The epidemiology and etiology of tuberculosis with implications for vaccine development

Event 9 Apr 2015

Professor Nico Nagelkerke

Tuberculosis is one of the great scourges of mankind and until recently a major cause of death in Europe and America. In developing countries it still kills millions despite chemotherapy. Although Koch discovered the tubercle bacillus more than a century ago, the epidemiology of the disease is still poorly understood. Its greatest enigma is why tuberculous infections occasionally cause disease but mostly remain asymptomatic. Co-infection with HIV is the only known cause of progression from infection to disease, but most tuberculosis victims are HIV negative. In my book (2012) Courtesans and Consumption evidence is presented that there may be another virus that causes progression to disease; a virus that like HIV can be transmitted sexually and via blood contacts.

Nico Nagelkerke  is a widely published biostatistician and infectious disease epidemiologist. He has worked in the fields biostatistics, infectious disease modelling, and the epidemiology of HIV, tuberculosis, and other infectious diseases in several countries including Kenya, the United Arab Emirates, and his native country the Netherlands. Nagelkerke's R-square, a measure of explained variation for non-linear models is currently available in SPSS and other statistical packages. Until the end of 2013, he was professor of biostatistics with the United Arab Emirates University.
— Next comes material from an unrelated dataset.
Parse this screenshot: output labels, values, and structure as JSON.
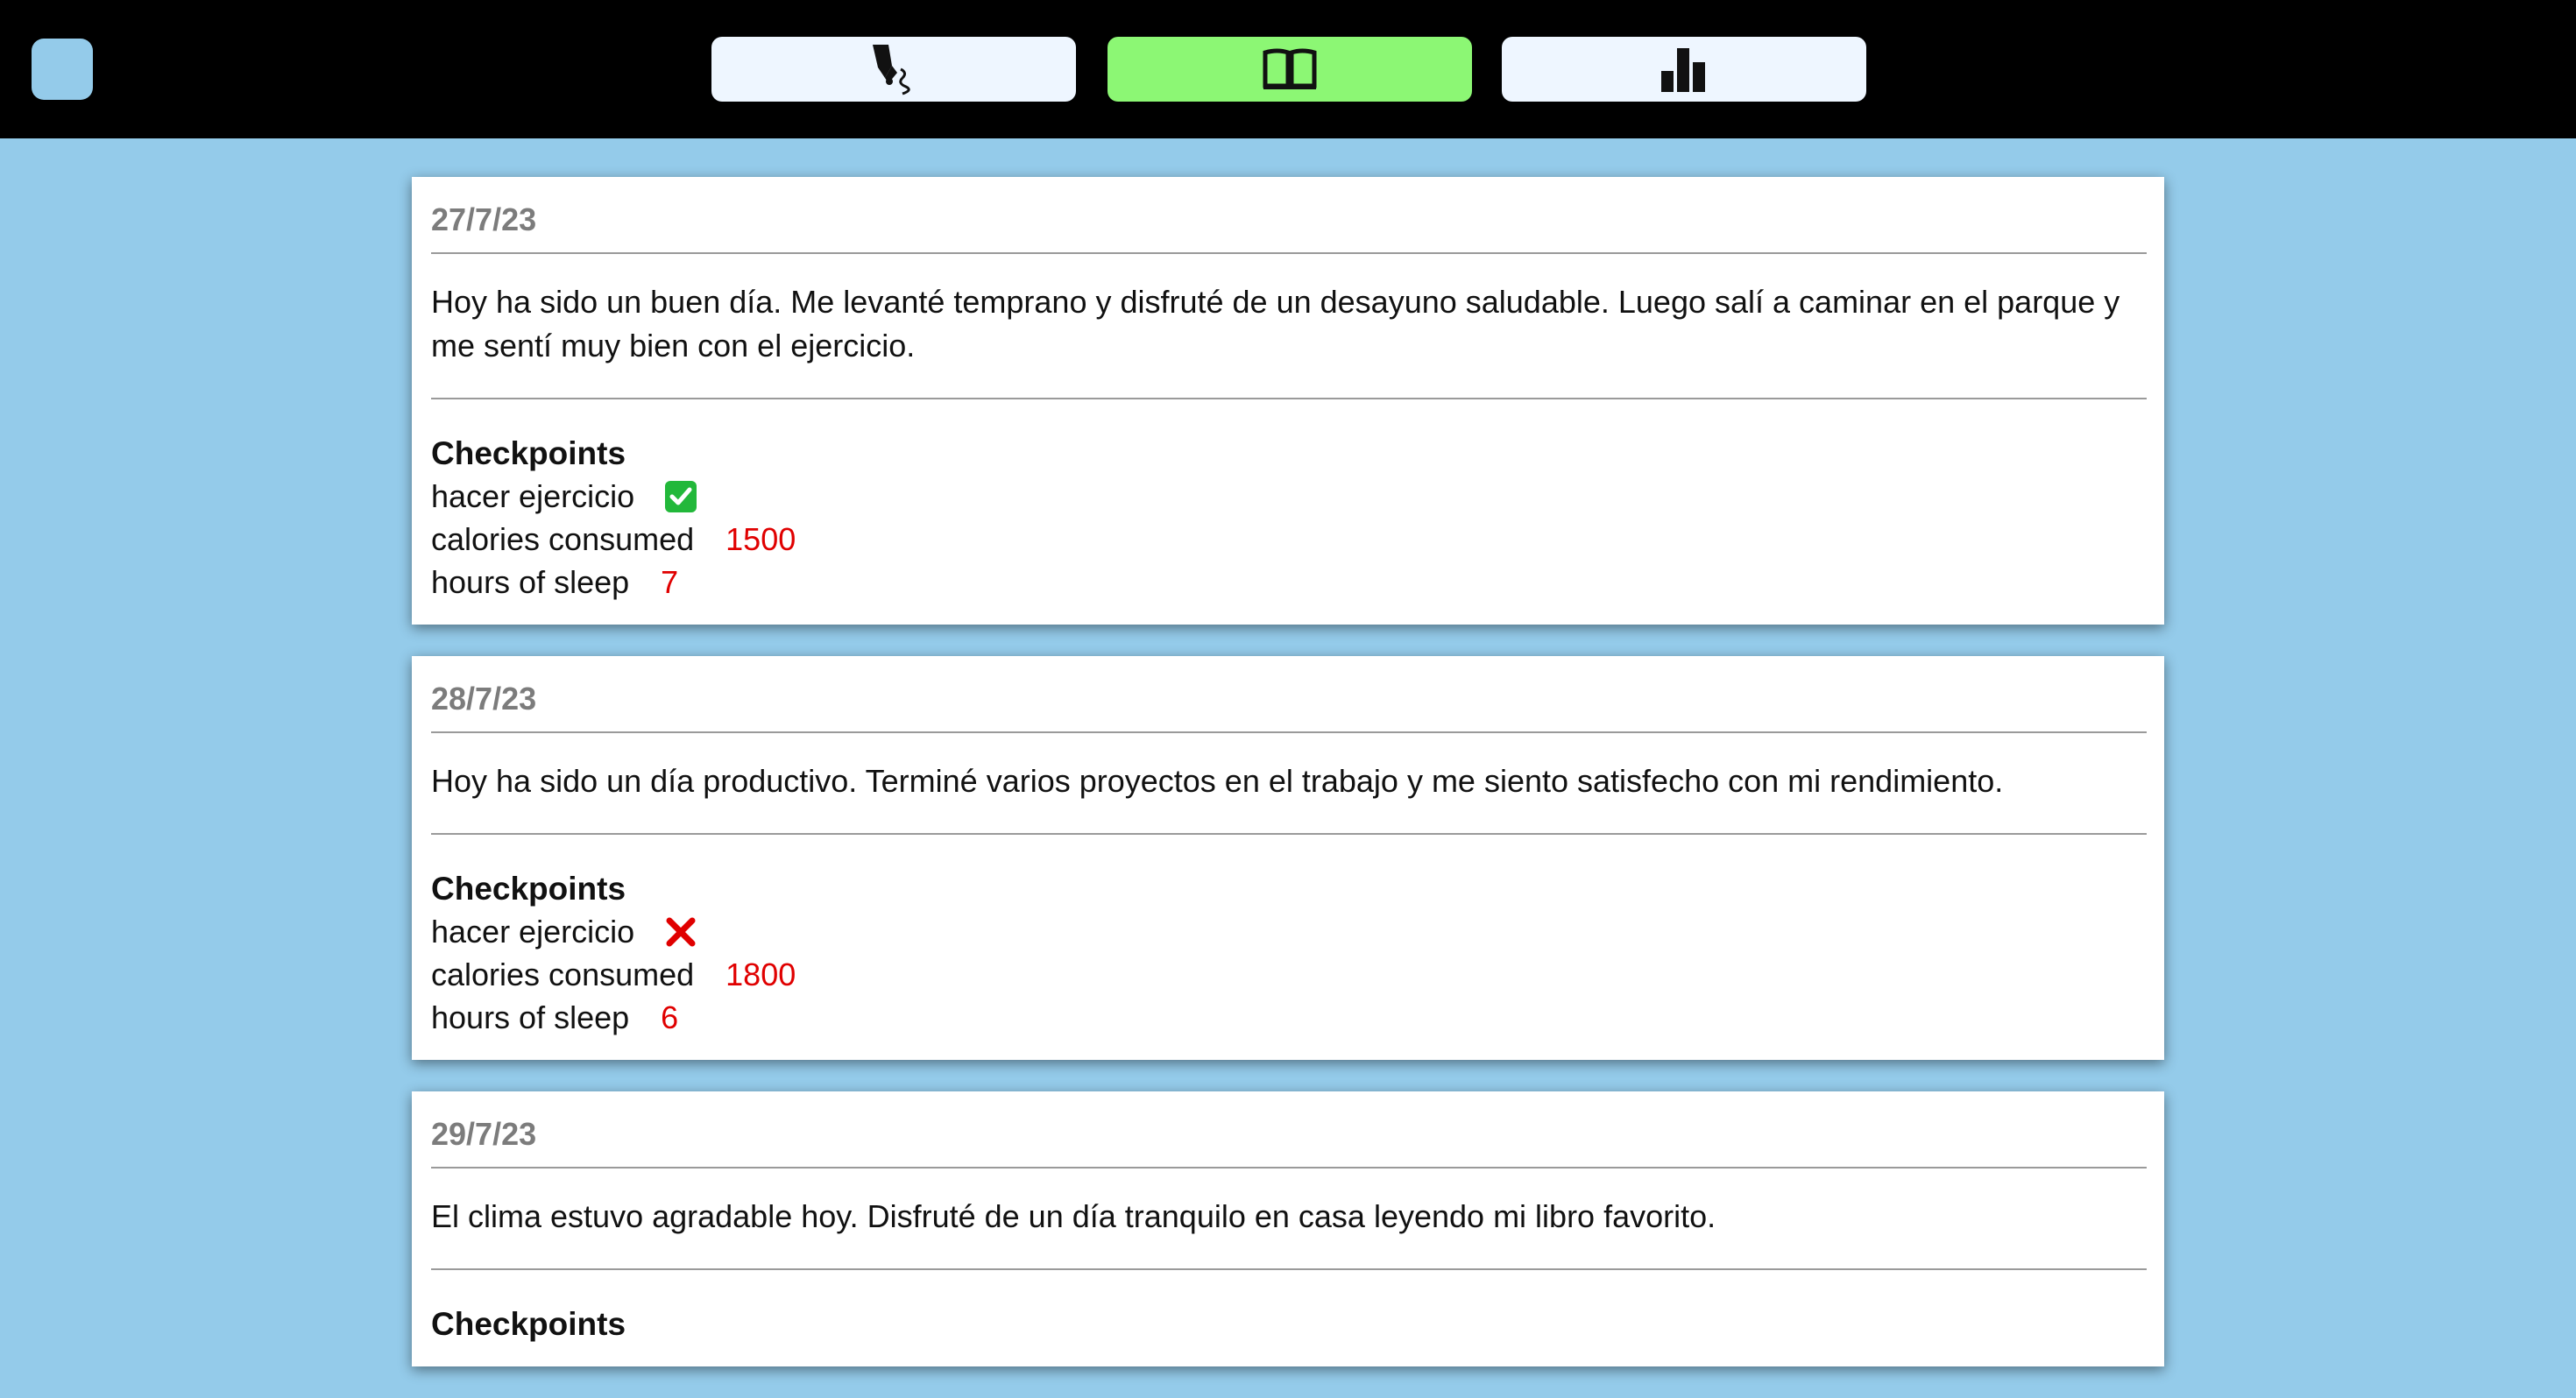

He joins LSTM on May15th and looks forward to working as a Senior Biostatistician at MLW in Blantyre, Malawi.